To the Editors of the CRIMSON:
It is about time the University assumed some responsibility in regard to seating at special lectures.
I have just now been turned away from the door of Mr. Eliot's lecture to the solemn assurance that there were no seats left inside. This despite the fact that a friend came out of the auditorium fifteen minutes before the start of the lecture and could equally solemnly assure the officers that there was indeed an empty seat inside being held for me.
At Bertrand Russell's recent lecture I arrived an hour early in order to secure a good seat. When the lecture was about to begin it was decided that a larger hall was needed for the overflow. As a result I was at a disadvantage when the rush started and I was able to get only a much inferior seat in Sanders Theatre, compared to the one I had enjoyed in the New Lecture Hall. Furthermore, there had been a loud speaker in the New Lecture Hall but none was in Sanders Theatre. Mr. Russell's aged voice was not large enough to fill Sanders Theatre.

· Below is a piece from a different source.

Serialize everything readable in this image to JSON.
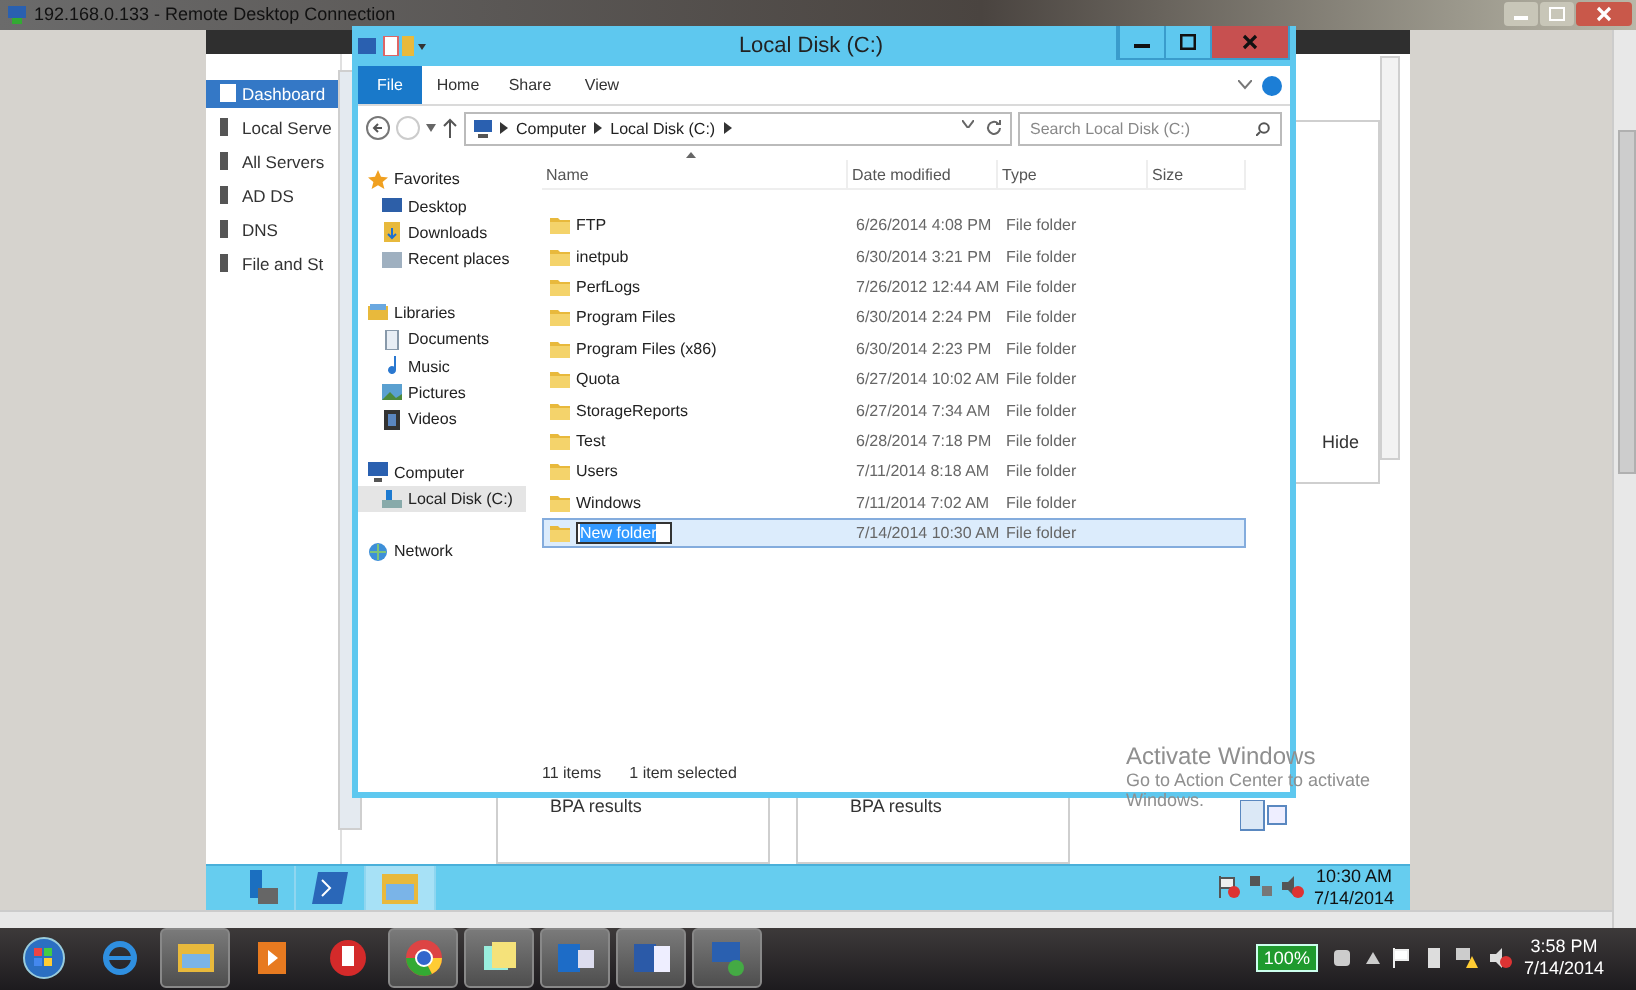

Last year I arrived half an hour early to hear a lecture by Margaret Mead in the Fogg Large Room. No room left inside. No one had had the foresight to realize that the room was ridiculously small for the occasion, and it was then too late to find a bigger place.
Of course it is obvious that the auditorium situation at the University is woefully inadequate and remains so while plaques make more beautiful Memorial Church and new Varsity Clubs give the esthetic lift needed for unbeaten football teams.
In the meanwhile the University can do at least three things. First, use some common sense in anticipating crowds, so that at least the maximum number of seats will be available, even if that maximum is not enough. Second, insure that it is the students who get the seats (not just generally curious non-university people), or at least that students get priority, by issuing ickets to faculty and students, or merely by checking bursar's cards. Third, determine a policy on the saving of seats for friends (and, if it is to be permitted, then some system for informing the policeman at the door). In general the University has handled the crowds disgracefully. Henrik Krollus '51